After reading the data below, copy out every line that contains the word "subtitle".

--- SOURCE MATERIAL ---
********

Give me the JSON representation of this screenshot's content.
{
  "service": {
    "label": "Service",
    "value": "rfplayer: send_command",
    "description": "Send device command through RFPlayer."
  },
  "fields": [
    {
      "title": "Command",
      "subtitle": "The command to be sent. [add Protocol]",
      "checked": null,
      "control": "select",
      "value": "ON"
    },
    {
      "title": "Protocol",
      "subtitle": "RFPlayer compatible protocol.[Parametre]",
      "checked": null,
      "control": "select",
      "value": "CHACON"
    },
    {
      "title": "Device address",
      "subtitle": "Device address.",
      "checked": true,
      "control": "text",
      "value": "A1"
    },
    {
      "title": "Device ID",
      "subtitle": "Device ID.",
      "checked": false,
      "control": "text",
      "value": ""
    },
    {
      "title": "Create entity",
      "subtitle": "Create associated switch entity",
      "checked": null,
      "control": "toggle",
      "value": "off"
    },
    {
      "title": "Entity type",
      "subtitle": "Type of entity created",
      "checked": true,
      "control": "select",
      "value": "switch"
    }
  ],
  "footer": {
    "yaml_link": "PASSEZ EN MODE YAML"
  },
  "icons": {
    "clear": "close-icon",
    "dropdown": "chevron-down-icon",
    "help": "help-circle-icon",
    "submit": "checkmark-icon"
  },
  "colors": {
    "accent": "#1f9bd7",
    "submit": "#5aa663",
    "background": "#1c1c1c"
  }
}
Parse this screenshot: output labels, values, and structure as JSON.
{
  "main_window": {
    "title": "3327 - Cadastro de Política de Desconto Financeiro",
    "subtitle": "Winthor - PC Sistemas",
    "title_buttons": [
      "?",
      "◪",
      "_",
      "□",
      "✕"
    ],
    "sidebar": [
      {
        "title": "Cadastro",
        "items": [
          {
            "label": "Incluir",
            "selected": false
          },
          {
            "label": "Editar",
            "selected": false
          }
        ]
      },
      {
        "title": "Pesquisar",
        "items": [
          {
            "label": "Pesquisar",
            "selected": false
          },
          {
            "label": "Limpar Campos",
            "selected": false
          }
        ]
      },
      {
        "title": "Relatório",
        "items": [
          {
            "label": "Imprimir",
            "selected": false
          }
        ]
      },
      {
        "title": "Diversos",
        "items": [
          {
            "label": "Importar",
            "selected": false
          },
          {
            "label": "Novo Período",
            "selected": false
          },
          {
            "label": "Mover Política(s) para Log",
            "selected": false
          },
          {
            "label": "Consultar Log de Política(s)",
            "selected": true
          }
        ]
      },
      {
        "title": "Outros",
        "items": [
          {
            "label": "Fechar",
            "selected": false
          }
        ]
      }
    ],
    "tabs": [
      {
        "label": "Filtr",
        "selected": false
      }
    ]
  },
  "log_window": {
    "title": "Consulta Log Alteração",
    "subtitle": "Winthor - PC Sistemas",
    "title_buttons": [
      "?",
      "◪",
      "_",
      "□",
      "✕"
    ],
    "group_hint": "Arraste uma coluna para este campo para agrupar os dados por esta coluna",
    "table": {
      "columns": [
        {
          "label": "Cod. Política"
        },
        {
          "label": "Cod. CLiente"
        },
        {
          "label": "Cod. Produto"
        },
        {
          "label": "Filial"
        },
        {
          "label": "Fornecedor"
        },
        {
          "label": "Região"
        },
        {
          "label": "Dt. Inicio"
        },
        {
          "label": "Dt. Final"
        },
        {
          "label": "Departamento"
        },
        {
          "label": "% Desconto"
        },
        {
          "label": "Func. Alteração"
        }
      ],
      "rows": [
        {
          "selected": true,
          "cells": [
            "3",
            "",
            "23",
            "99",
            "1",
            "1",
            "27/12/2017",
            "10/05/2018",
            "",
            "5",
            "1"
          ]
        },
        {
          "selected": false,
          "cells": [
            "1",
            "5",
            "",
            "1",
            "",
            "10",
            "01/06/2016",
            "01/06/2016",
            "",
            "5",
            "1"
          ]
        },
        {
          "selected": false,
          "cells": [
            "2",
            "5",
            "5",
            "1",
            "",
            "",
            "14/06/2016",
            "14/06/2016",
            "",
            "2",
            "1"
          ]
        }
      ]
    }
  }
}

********

--- WRITTEN SOLUTION ---
      "subtitle": "The command to be sent. [add Protocol]",
      "subtitle": "RFPlayer compatible protocol.[Parametre]",
      "subtitle": "Device address.",
      "subtitle": "Device ID.",
      "subtitle": "Create associated switch entity",
      "subtitle": "Type of entity created",
    "subtitle": "Winthor - PC Sistemas",
    "subtitle": "Winthor - PC Sistemas",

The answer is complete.